WHAT DO WE HAVE TO EAT?
. As far back as I can remember mature Christians around me have
talked about sermons as MILK or MEAT. I don't remember ever asking
any of them what they mean by these terms, so I can say only what I
think they mean by them. By milk I think they mean a clear , easy
account of the basic Christian faith - how Christians can be set right
with God and how they can work towards holiness. By meat I think they
mean a rigorous examination of the subtle doctrines and mysteries of
. They seem to think that each diet has its place. Milk is all
right for anybody, but it is especially for people whose mental grasp
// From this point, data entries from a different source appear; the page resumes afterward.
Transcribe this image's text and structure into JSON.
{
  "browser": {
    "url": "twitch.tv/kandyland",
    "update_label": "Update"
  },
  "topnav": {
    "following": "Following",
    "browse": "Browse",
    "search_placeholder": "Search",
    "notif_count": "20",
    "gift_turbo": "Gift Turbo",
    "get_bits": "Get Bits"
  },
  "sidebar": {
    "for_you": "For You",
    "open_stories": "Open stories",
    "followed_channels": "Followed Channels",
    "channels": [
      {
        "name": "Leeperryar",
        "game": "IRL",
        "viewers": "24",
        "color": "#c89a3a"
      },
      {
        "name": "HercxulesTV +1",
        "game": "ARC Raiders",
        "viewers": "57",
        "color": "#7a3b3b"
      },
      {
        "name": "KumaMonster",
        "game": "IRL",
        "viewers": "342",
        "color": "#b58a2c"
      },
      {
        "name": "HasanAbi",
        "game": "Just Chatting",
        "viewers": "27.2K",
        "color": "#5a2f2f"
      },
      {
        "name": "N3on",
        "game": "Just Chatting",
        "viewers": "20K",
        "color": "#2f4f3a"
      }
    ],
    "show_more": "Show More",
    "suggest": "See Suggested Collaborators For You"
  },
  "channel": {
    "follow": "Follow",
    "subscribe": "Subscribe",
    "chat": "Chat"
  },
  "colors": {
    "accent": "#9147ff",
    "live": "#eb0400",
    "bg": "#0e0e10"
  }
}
of Christianity is shallow. Meat is for people with better training
and more inquiring minds. Milk is likely to soften disagreements
between Christians and to play down distinctions between doctrine.
Meat, on the other hand, is apt to emphasize these differences and to
trace their implications through obscure issues. This, I think is
what people mean by milk and meat.
MILK AND MEAT IN HEBREWS
. This milk and meat talk comes from the Bible. The last four
verses of Hebrews 5 say, "We have much to say about this [the
priesthood of Christ], but it is hard to explain, because you are to
slow to learn. ...You need milk, being still an infant, not acquainted
with the teaching of righteousness. But solid food is for the mature,
who by constant use have trained themselves to distinguish good from
. This sounds at first like what I described earlier. When we look
a bit further though, we find a big difference. Hebrews 6: 1-8 points
out that what makes milk MILK is not that it is easier to understand,
but that it must come from our Christian growth. Certain people have
to be on it for a long time, not because they can't understand meaty
teachings, but because they haven't put the first teachings into
practice yet. They are spiritually lazy and proud, consequently they
are in danger of falling away altogether.
. So, too, the solid food of Christian wisdom is not for the
intelligent. Rather, its for persons who persistently deny themselves
and follow Christ's example of loving service to others. The mature
are those "who by constant use have trained themselves to distinguish
god from evil." The kind of food we need depends not on what we can
understand, but on how we live.
MILK AND MEAT IN 1 CORINTHIANS
. The Bible says more about milk and meat. In 1 Corinthians 3:2-3,
Paul writes, "I gave you milk, not solid food, for you were not ready
for it. Indeed, you are still not ready. You are still worldly. For
since there is jealousy and quarreling among you, are you not
. A meaty sermon, accordingly to the notion first outlined here,
might very likely accent differences between Christians. According to
this notion, Christians who eat solid food are those who are zealous
for doctrinal distinctiveness and wary of cooperating with other kinds
of Christians. According to the Bible, though, these Christians are
fooling themselves. They aren't ready for solid food; they need milk.
. The Greek word translated as jealousy in verse three points to a
partisan zeal at the expense of the larger Christian fellowship. This
kind of zeal is not a mark of Christian maturity, but of spiritual
childishness. We should all try to become sensitive to doctrinal
purity and to doctrinal error, but we must work our doctrinal
sensitivity into a full-grown, healthy Christian personality.
Otherwise we will wind up fighting with each other, suspecting each
other of evil purposes, and finding it hard even to talk to one
. Try to remember 1 Corinthians 3 as you work out problems in your
spiritual growth and relationships with other Christians that are
different from you.
Written by: James l. Vanderlaan
Computers for Christ - Chicago